BEGIN Data to examine
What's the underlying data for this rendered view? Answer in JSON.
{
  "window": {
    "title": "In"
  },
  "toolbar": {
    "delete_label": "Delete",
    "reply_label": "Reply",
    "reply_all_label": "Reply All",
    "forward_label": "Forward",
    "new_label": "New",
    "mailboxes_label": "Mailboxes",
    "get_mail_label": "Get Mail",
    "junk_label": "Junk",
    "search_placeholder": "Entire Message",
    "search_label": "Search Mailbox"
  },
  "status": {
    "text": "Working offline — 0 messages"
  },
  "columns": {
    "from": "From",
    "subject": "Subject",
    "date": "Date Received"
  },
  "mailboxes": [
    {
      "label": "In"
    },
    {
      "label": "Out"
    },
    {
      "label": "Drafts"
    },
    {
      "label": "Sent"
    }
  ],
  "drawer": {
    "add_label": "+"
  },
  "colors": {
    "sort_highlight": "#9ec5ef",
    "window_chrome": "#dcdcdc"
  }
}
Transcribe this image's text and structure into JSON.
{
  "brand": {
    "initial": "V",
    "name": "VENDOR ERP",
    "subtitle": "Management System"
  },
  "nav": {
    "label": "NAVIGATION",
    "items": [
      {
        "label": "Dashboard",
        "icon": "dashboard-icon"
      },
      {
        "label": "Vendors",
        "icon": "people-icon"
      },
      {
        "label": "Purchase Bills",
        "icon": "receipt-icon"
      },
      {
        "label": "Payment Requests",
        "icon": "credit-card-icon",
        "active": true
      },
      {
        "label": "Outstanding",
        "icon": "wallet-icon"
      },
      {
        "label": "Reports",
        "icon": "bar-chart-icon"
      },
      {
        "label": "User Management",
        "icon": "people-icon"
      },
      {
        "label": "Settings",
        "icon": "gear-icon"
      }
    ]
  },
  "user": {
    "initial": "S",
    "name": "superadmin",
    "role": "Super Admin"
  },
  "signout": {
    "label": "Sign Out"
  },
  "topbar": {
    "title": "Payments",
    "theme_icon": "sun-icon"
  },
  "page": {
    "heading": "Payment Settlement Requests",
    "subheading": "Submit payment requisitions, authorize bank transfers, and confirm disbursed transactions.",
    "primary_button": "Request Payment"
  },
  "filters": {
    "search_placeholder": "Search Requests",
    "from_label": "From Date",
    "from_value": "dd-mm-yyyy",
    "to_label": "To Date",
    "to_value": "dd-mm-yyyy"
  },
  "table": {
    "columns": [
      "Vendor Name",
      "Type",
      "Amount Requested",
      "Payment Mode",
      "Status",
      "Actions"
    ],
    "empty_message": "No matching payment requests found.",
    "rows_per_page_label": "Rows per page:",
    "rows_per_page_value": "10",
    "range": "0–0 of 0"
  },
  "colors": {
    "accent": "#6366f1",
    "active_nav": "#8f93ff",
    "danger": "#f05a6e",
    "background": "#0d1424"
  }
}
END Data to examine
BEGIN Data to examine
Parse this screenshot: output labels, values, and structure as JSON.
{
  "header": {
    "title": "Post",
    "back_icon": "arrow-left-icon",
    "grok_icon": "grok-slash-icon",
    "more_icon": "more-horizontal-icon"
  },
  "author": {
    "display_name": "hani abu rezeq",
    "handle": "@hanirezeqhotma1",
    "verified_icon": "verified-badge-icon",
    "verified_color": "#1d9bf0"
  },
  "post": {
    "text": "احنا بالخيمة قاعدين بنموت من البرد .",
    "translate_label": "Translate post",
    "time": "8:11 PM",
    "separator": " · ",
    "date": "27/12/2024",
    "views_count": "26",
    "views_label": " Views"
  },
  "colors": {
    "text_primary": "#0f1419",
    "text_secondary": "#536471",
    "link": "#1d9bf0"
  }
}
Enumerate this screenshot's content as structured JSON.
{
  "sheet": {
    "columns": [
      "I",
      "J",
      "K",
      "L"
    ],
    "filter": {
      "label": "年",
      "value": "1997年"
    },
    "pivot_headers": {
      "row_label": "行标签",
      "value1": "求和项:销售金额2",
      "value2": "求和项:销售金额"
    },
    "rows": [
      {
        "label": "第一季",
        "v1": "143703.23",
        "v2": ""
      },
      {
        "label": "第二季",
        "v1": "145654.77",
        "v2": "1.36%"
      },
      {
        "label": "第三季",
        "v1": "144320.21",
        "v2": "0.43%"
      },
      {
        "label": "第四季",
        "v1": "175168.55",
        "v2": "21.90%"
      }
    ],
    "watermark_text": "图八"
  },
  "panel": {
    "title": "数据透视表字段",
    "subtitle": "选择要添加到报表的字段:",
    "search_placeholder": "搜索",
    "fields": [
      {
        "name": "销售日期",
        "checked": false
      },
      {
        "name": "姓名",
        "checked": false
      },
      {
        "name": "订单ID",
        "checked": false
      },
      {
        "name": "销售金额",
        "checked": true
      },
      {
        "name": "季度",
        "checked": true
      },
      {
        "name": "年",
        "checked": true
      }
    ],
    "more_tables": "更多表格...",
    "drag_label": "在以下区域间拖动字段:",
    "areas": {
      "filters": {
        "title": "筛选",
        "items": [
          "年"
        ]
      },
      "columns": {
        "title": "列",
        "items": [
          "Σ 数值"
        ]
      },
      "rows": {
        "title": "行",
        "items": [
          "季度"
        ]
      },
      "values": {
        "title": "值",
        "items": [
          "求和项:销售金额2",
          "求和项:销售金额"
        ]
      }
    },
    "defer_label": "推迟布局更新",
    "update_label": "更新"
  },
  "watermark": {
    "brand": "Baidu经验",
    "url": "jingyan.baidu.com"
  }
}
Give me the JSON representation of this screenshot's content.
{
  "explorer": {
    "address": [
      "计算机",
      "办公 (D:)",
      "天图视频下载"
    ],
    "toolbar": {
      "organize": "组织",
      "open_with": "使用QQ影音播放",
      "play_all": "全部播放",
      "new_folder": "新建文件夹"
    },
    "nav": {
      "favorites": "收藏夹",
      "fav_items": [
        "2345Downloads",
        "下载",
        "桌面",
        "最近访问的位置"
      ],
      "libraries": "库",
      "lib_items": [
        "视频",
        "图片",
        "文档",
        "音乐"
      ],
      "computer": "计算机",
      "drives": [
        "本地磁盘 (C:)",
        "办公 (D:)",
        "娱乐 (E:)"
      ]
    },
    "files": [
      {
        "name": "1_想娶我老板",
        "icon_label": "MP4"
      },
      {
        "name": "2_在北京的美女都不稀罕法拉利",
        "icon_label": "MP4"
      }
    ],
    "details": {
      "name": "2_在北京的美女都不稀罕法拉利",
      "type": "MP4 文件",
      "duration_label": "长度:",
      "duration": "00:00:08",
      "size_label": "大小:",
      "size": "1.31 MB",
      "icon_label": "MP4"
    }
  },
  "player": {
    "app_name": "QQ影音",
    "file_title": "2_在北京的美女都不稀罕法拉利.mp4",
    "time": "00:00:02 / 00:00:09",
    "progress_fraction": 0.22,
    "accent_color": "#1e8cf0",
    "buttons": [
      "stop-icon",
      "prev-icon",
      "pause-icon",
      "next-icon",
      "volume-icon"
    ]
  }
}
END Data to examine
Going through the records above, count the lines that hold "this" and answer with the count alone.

5